EXERCISE OBJECTIVE → Where does the string "title" appear in the listing below? Copy every line where it does.

DATA UNDER STUDY →
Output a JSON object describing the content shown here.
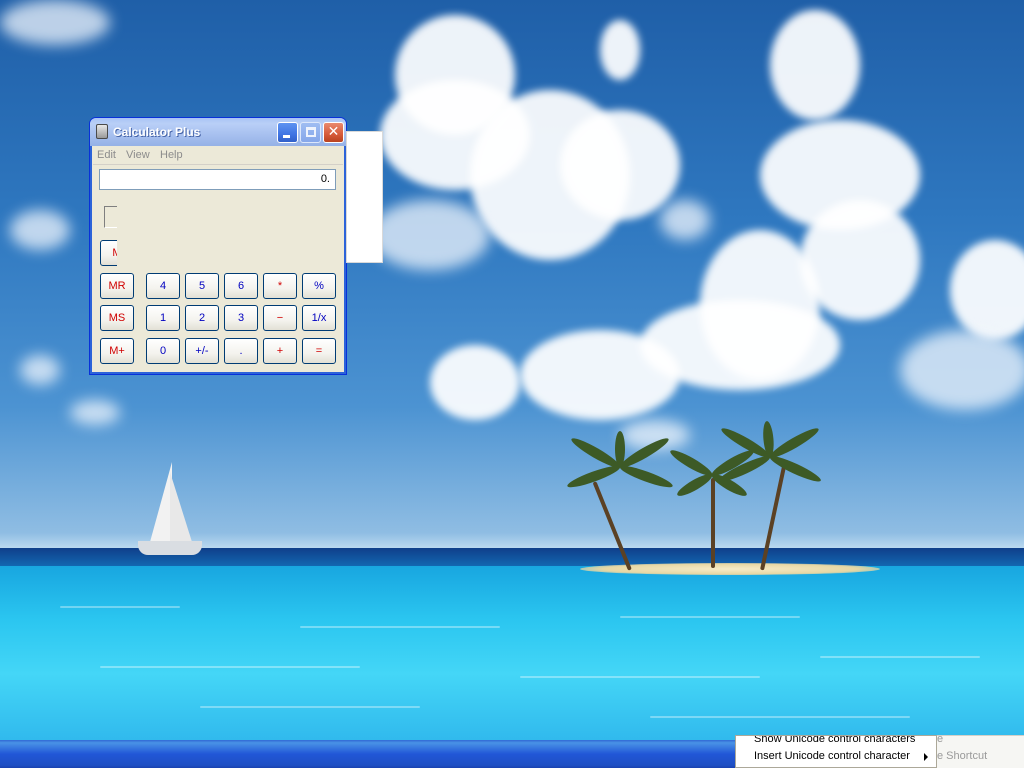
{
  "calculator": {
    "title": "Calculator Plus",
    "menu": {
      "edit": "Edit",
      "view": "View",
      "help": "Help"
    },
    "display_value": "0.",
    "buttons": {
      "m_partial": "M",
      "mr": "MR",
      "ms": "MS",
      "mplus": "M+",
      "n4": "4",
      "n5": "5",
      "n6": "6",
      "mul": "*",
      "pct": "%",
      "n1": "1",
      "n2": "2",
      "n3": "3",
      "sub": "−",
      "recip": "1/x",
      "n0": "0",
      "sign": "+/-",
      "dot": ".",
      "add": "+",
      "eq": "="
    }
  },
  "context_menu": {
    "item1": "Show Unicode control characters",
    "item2": "Insert Unicode control character"
  },
  "behind_menu": {
    "line1": "e",
    "line2": "e Shortcut"
  },
  "colors": {
    "taskbar": "#245edb",
    "digit_text": "#0000c0",
    "memory_text": "#d00000",
    "window_face": "#ece9d8"
  }
}
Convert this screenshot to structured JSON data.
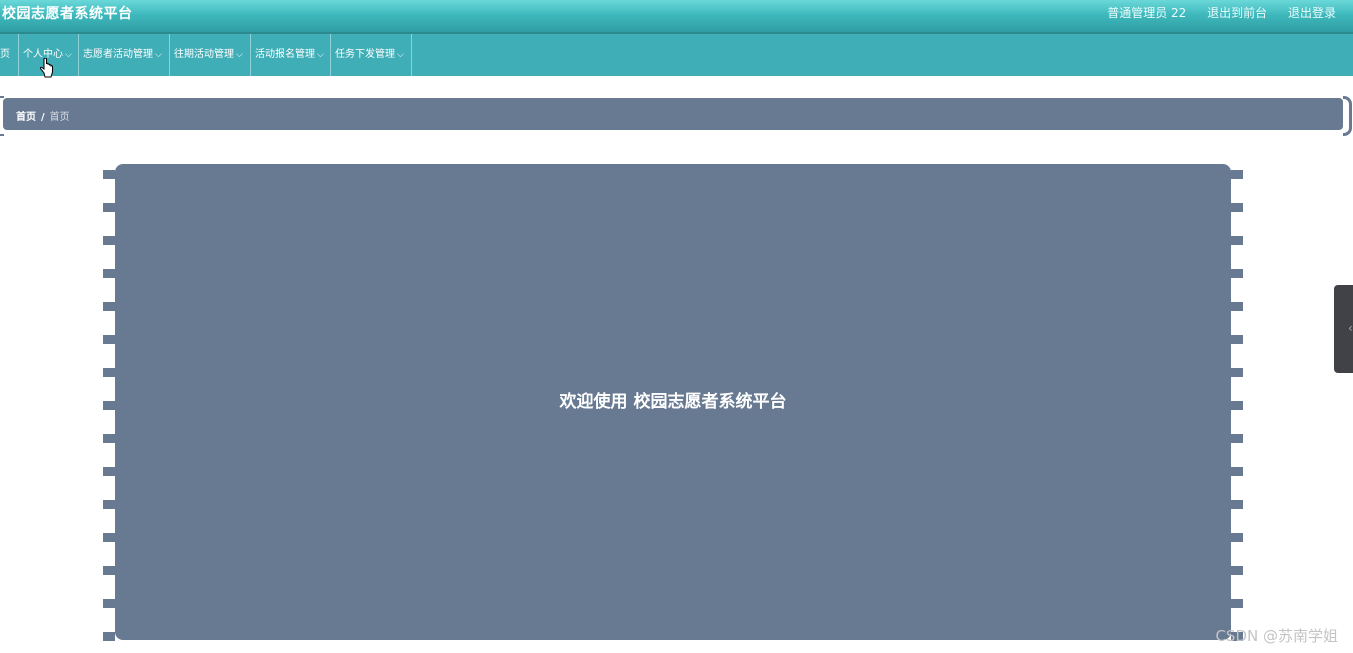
{
  "app": {
    "title": "校园志愿者系统平台"
  },
  "header": {
    "user_label": "普通管理员 22",
    "frontend_link": "退出到前台",
    "logout_link": "退出登录"
  },
  "nav": {
    "items": [
      {
        "label": "页"
      },
      {
        "label": "个人中心"
      },
      {
        "label": "志愿者活动管理"
      },
      {
        "label": "往期活动管理"
      },
      {
        "label": "活动报名管理"
      },
      {
        "label": "任务下发管理"
      }
    ]
  },
  "breadcrumb": {
    "home": "首页",
    "separator": "/",
    "current": "首页"
  },
  "main": {
    "welcome_text": "欢迎使用 校园志愿者系统平台"
  },
  "watermark": "CSDN @苏南学姐",
  "colors": {
    "header_teal": "#3fb9bd",
    "nav_teal": "#40aeb7",
    "panel_slate": "#687a92"
  }
}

OUTPUT FOR THIS TASK →
    "title": "Calculator Plus",
    "title": "校园志愿者系统平台"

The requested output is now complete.